BEGIN Records provided

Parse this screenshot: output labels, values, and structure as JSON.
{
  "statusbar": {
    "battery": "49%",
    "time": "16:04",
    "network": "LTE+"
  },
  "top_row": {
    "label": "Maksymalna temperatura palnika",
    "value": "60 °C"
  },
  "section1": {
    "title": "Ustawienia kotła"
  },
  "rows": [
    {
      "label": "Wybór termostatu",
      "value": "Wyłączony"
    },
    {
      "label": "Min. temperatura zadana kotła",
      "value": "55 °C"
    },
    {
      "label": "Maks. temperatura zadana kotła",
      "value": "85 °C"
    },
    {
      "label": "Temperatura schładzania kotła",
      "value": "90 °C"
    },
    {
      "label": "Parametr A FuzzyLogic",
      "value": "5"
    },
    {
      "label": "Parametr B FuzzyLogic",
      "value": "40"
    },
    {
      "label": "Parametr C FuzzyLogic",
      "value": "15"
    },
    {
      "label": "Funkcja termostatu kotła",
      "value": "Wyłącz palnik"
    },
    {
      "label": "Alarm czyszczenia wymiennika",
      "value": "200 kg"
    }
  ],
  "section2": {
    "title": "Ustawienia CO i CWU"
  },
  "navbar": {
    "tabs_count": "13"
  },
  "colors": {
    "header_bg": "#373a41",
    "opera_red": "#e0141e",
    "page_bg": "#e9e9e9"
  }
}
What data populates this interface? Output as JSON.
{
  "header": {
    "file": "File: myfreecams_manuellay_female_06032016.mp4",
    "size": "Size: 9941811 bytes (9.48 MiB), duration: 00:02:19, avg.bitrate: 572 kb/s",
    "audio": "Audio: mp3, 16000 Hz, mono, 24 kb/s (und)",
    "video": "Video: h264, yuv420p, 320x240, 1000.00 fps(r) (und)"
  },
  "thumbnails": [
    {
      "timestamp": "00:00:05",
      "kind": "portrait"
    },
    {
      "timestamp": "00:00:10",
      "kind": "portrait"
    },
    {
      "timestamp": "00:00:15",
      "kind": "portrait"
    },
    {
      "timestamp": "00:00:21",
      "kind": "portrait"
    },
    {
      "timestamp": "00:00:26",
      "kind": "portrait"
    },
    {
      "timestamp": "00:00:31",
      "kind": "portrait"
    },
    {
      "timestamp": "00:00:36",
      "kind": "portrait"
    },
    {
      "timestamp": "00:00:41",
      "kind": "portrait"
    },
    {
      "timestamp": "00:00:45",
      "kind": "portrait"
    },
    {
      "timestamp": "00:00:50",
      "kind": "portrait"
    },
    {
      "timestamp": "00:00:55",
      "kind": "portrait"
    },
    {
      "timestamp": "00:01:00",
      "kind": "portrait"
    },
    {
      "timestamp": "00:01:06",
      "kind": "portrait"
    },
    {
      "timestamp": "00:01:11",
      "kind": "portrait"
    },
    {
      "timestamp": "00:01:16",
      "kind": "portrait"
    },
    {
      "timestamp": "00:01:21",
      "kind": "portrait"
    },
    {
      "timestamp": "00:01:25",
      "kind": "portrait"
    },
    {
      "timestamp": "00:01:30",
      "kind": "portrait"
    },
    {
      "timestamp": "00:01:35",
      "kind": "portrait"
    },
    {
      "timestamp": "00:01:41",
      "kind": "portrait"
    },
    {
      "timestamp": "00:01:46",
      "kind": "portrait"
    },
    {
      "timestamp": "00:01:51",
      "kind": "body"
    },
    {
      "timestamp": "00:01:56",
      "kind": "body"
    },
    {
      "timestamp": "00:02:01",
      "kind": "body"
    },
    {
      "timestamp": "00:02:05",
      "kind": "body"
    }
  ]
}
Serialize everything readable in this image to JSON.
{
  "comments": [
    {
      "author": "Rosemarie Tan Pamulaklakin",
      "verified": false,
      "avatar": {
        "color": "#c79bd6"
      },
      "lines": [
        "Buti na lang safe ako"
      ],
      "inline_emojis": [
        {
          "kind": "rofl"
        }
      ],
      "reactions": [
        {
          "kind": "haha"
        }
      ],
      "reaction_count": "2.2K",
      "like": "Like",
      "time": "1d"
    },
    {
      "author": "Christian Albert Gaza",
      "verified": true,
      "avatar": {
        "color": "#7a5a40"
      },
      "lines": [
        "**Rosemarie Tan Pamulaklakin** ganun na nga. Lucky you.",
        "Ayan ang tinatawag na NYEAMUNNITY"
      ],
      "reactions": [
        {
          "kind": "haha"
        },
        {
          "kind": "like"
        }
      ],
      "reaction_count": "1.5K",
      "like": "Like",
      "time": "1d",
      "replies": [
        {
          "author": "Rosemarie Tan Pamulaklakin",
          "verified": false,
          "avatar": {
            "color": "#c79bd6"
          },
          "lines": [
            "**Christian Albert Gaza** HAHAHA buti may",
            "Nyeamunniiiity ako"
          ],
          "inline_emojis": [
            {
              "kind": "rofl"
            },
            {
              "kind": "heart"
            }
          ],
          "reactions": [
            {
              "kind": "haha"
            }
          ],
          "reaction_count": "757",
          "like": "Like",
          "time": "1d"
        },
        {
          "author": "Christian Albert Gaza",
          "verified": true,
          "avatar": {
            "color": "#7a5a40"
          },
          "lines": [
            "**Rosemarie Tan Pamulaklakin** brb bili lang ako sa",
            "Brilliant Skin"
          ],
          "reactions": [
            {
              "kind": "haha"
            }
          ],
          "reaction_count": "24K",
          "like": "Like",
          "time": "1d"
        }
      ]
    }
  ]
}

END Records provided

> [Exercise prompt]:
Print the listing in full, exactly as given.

> [Task response]:
Parse this screenshot: output labels, values, and structure as JSON.
{
  "statusbar": {
    "battery": "49%",
    "time": "16:04",
    "network": "LTE+"
  },
  "top_row": {
    "label": "Maksymalna temperatura palnika",
    "value": "60 °C"
  },
  "section1": {
    "title": "Ustawienia kotła"
  },
  "rows": [
    {
      "label": "Wybór termostatu",
      "value": "Wyłączony"
    },
    {
      "label": "Min. temperatura zadana kotła",
      "value": "55 °C"
    },
    {
      "label": "Maks. temperatura zadana kotła",
      "value": "85 °C"
    },
    {
      "label": "Temperatura schładzania kotła",
      "value": "90 °C"
    },
    {
      "label": "Parametr A FuzzyLogic",
      "value": "5"
    },
    {
      "label": "Parametr B FuzzyLogic",
      "value": "40"
    },
    {
      "label": "Parametr C FuzzyLogic",
      "value": "15"
    },
    {
      "label": "Funkcja termostatu kotła",
      "value": "Wyłącz palnik"
    },
    {
      "label": "Alarm czyszczenia wymiennika",
      "value": "200 kg"
    }
  ],
  "section2": {
    "title": "Ustawienia CO i CWU"
  },
  "navbar": {
    "tabs_count": "13"
  },
  "colors": {
    "header_bg": "#373a41",
    "opera_red": "#e0141e",
    "page_bg": "#e9e9e9"
  }
}
What data populates this interface? Output as JSON.
{
  "header": {
    "file": "File: myfreecams_manuellay_female_06032016.mp4",
    "size": "Size: 9941811 bytes (9.48 MiB), duration: 00:02:19, avg.bitrate: 572 kb/s",
    "audio": "Audio: mp3, 16000 Hz, mono, 24 kb/s (und)",
    "video": "Video: h264, yuv420p, 320x240, 1000.00 fps(r) (und)"
  },
  "thumbnails": [
    {
      "timestamp": "00:00:05",
      "kind": "portrait"
    },
    {
      "timestamp": "00:00:10",
      "kind": "portrait"
    },
    {
      "timestamp": "00:00:15",
      "kind": "portrait"
    },
    {
      "timestamp": "00:00:21",
      "kind": "portrait"
    },
    {
      "timestamp": "00:00:26",
      "kind": "portrait"
    },
    {
      "timestamp": "00:00:31",
      "kind": "portrait"
    },
    {
      "timestamp": "00:00:36",
      "kind": "portrait"
    },
    {
      "timestamp": "00:00:41",
      "kind": "portrait"
    },
    {
      "timestamp": "00:00:45",
      "kind": "portrait"
    },
    {
      "timestamp": "00:00:50",
      "kind": "portrait"
    },
    {
      "timestamp": "00:00:55",
      "kind": "portrait"
    },
    {
      "timestamp": "00:01:00",
      "kind": "portrait"
    },
    {
      "timestamp": "00:01:06",
      "kind": "portrait"
    },
    {
      "timestamp": "00:01:11",
      "kind": "portrait"
    },
    {
      "timestamp": "00:01:16",
      "kind": "portrait"
    },
    {
      "timestamp": "00:01:21",
      "kind": "portrait"
    },
    {
      "timestamp": "00:01:25",
      "kind": "portrait"
    },
    {
      "timestamp": "00:01:30",
      "kind": "portrait"
    },
    {
      "timestamp": "00:01:35",
      "kind": "portrait"
    },
    {
      "timestamp": "00:01:41",
      "kind": "portrait"
    },
    {
      "timestamp": "00:01:46",
      "kind": "portrait"
    },
    {
      "timestamp": "00:01:51",
      "kind": "body"
    },
    {
      "timestamp": "00:01:56",
      "kind": "body"
    },
    {
      "timestamp": "00:02:01",
      "kind": "body"
    },
    {
      "timestamp": "00:02:05",
      "kind": "body"
    }
  ]
}
Serialize everything readable in this image to JSON.
{
  "comments": [
    {
      "author": "Rosemarie Tan Pamulaklakin",
      "verified": false,
      "avatar": {
        "color": "#c79bd6"
      },
      "lines": [
        "Buti na lang safe ako"
      ],
      "inline_emojis": [
        {
          "kind": "rofl"
        }
      ],
      "reactions": [
        {
          "kind": "haha"
        }
      ],
      "reaction_count": "2.2K",
      "like": "Like",
      "time": "1d"
    },
    {
      "author": "Christian Albert Gaza",
      "verified": true,
      "avatar": {
        "color": "#7a5a40"
      },
      "lines": [
        "**Rosemarie Tan Pamulaklakin** ganun na nga. Lucky you.",
        "Ayan ang tinatawag na NYEAMUNNITY"
      ],
      "reactions": [
        {
          "kind": "haha"
        },
        {
          "kind": "like"
        }
      ],
      "reaction_count": "1.5K",
      "like": "Like",
      "time": "1d",
      "replies": [
        {
          "author": "Rosemarie Tan Pamulaklakin",
          "verified": false,
          "avatar": {
            "color": "#c79bd6"
          },
          "lines": [
            "**Christian Albert Gaza** HAHAHA buti may",
            "Nyeamunniiiity ako"
          ],
          "inline_emojis": [
            {
              "kind": "rofl"
            },
            {
              "kind": "heart"
            }
          ],
          "reactions": [
            {
              "kind": "haha"
            }
          ],
          "reaction_count": "757",
          "like": "Like",
          "time": "1d"
        },
        {
          "author": "Christian Albert Gaza",
          "verified": true,
          "avatar": {
            "color": "#7a5a40"
          },
          "lines": [
            "**Rosemarie Tan Pamulaklakin** brb bili lang ako sa",
            "Brilliant Skin"
          ],
          "reactions": [
            {
              "kind": "haha"
            }
          ],
          "reaction_count": "24K",
          "like": "Like",
          "time": "1d"
        }
      ]
    }
  ]
}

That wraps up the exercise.